Each MMSI number provides a unique vessel identifier for marine monitoring and identification systems to facilitate communications, emergency response, customs and border security, and even commercial call tracking and billing. Unlike shore based phone systems the MMSI number is not synonymous with a "phone number" because it is attached to a vessel and not an individual. Vessels equipped with DSC can make direct bridge-to-bridge calls using MMSI "Vessel-to-Vessel" features. Further, vessels equipped with AIS equipment can rapidly identify and be identified via this unique number on any radar, chart plotter or ECDIS (electronic chart display information system) display. All equipment on a specific vessel must display that vessel's one identifying number. In some fleet circumstances vessels can share an MMSI number but this is only when done when the vessels operate in conjunction with one another such as tug and tow. AIS facilitates monitoring of one vessel by another, or by a properly equipped shore station agency, such as the Coast Guard, to pinpoint the exact location of a vessel in distress.

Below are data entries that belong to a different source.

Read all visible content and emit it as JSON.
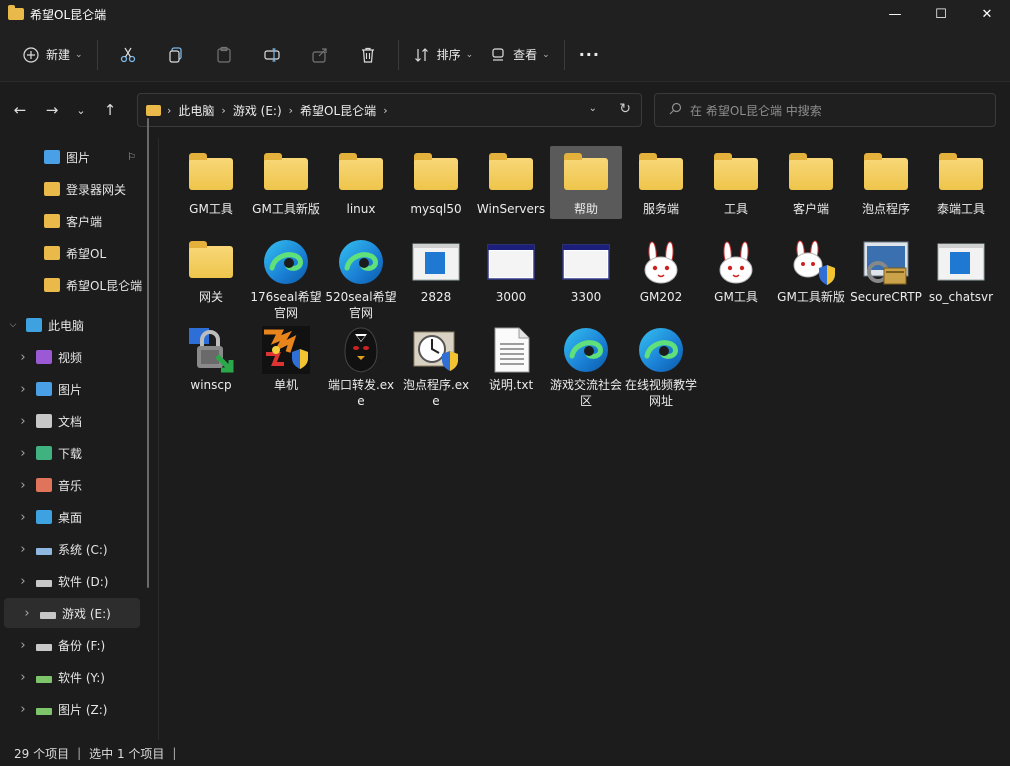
{
  "window": {
    "title": "希望OL昆仑端",
    "controls": [
      "minimize-icon",
      "maximize-icon",
      "close-icon"
    ]
  },
  "toolbar": {
    "new_label": "新建",
    "sort_label": "排序",
    "view_label": "查看",
    "more_label": "···"
  },
  "address": {
    "crumbs": [
      "此电脑",
      "游戏 (E:)",
      "希望OL昆仑端"
    ],
    "search_placeholder": "在 希望OL昆仑端 中搜索"
  },
  "nav": {
    "items": [
      {
        "label": "图片",
        "icon": "pictures-icon",
        "color": "#4aa0e6",
        "pinned": true
      },
      {
        "label": "登录器网关",
        "icon": "folder-icon",
        "color": "#e9b949"
      },
      {
        "label": "客户端",
        "icon": "folder-icon",
        "color": "#e9b949"
      },
      {
        "label": "希望OL",
        "icon": "folder-icon",
        "color": "#e9b949"
      },
      {
        "label": "希望OL昆仑端",
        "icon": "folder-icon",
        "color": "#e9b949"
      },
      {
        "label": "此电脑",
        "icon": "computer-icon",
        "color": "#3fa2e0"
      },
      {
        "label": "视频",
        "icon": "videos-icon",
        "color": "#9b59d6"
      },
      {
        "label": "图片",
        "icon": "pictures-icon",
        "color": "#4aa0e6"
      },
      {
        "label": "文档",
        "icon": "documents-icon",
        "color": "#c8c8c8"
      },
      {
        "label": "下载",
        "icon": "downloads-icon",
        "color": "#3fb27f"
      },
      {
        "label": "音乐",
        "icon": "music-icon",
        "color": "#e0745a"
      },
      {
        "label": "桌面",
        "icon": "desktop-icon",
        "color": "#3fa2e0"
      },
      {
        "label": "系统 (C:)",
        "icon": "drive-icon",
        "color": "#8fb8e0"
      },
      {
        "label": "软件 (D:)",
        "icon": "drive-icon",
        "color": "#c8c8c8"
      },
      {
        "label": "游戏 (E:)",
        "icon": "drive-icon",
        "color": "#c8c8c8"
      },
      {
        "label": "备份 (F:)",
        "icon": "drive-icon",
        "color": "#c8c8c8"
      },
      {
        "label": "软件 (Y:)",
        "icon": "drive-icon",
        "color": "#7dc46a"
      },
      {
        "label": "图片 (Z:)",
        "icon": "drive-icon",
        "color": "#7dc46a"
      }
    ]
  },
  "files": [
    {
      "label": "GM工具",
      "type": "folder"
    },
    {
      "label": "GM工具新版",
      "type": "folder"
    },
    {
      "label": "linux",
      "type": "folder"
    },
    {
      "label": "mysql50",
      "type": "folder"
    },
    {
      "label": "WinServers",
      "type": "folder"
    },
    {
      "label": "帮助",
      "type": "folder",
      "selected": true
    },
    {
      "label": "服务端",
      "type": "folder"
    },
    {
      "label": "工具",
      "type": "folder"
    },
    {
      "label": "客户端",
      "type": "folder"
    },
    {
      "label": "泡点程序",
      "type": "folder"
    },
    {
      "label": "泰端工具",
      "type": "folder"
    },
    {
      "label": "网关",
      "type": "folder"
    },
    {
      "label": "176seal希望官网",
      "type": "edge"
    },
    {
      "label": "520seal希望官网",
      "type": "edge"
    },
    {
      "label": "2828",
      "type": "appwin"
    },
    {
      "label": "3000",
      "type": "window"
    },
    {
      "label": "3300",
      "type": "window"
    },
    {
      "label": "GM202",
      "type": "rabbit"
    },
    {
      "label": "GM工具",
      "type": "rabbit"
    },
    {
      "label": "GM工具新版",
      "type": "rabbit-shield"
    },
    {
      "label": "SecureCRTP",
      "type": "securecrt"
    },
    {
      "label": "so_chatsvr",
      "type": "appwin"
    },
    {
      "label": "winscp",
      "type": "winscp"
    },
    {
      "label": "单机",
      "type": "game"
    },
    {
      "label": "端口转发.exe",
      "type": "penguin"
    },
    {
      "label": "泡点程序.exe",
      "type": "clock"
    },
    {
      "label": "说明.txt",
      "type": "txt"
    },
    {
      "label": "游戏交流社会区",
      "type": "edge"
    },
    {
      "label": "在线视频教学网址",
      "type": "edge"
    }
  ],
  "status": {
    "count": "29 个项目",
    "selected": "选中 1 个项目"
  }
}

In the U.S., the FCC and Coast Guard maintain a database of MMSI's that contains details on each vessel, its owner, and homeport. The information should be updated bi-annually. Commercial vessels are entered in this database when they apply for a radio station license, or apply for an amendment. Domestic users (non-commercial) who do not travel outside of the US waters can be issued an MMSI number without applying for a Ship Station License.



Prior to delivery to the customer (end-user) each AIS Class B transponder is programmed with the unique MMSI number assigned to the vessel to be carrying such equipment. The MMSI number assigned to each device must be accurately programmed and updated as necessary. The vessel MMSI number automatically transmits once every 30 seconds along with a basic position report. The position information can be seen by anyone with AIS receive equipment. This will most often be the VTS, Commercial vessel operators, or the Coast Guard.

Commercial vessel operators and others using licensed radio equipment will obtain their MMSI numbers directly from the FCC for a fee of $120 US (subject to change). US Recreational users who remain in US waters and only carry VHF, EPIRB and Radar are not required to be licensed. However, they may wish to obtain an MMSI for use with a VHF DSC radio, EPIRB or Class B AIS Transponder (regulations are still under review, and therefore subject to change).

MMSI numbers can be obtained at

Frequently Asked Questions about MMSI numbers for AIS:

1. What vessels are required to obtain an MMSI number?

Answer: Only those vessels on international voyages or US flag commercial vessels greater than 65 feet that are not carrying passengers or engaged in fishing are currently required to carry AIS. The specific carriage requirements for US vessels are specified in title 33 CFR 164.46. Each country has slightly different carriage requirements, consult your individual Coast Guard carriage requirements prior to making an AIS purchase.

2. Do Yacht tenders require a separate MMSI number?

Answer: No, the yacht's tender or life raft should carry the same MMSI number as the parent vessel unless the craft is not normally fitted aboard or in davits.

3. What do the 9 digits MMSI numbers each mean?

Answer: Each of the groups of digits within the number has unique meanings that vary slightly by country. Further detail on the format for US MMSI numbers can be found on the USCG website.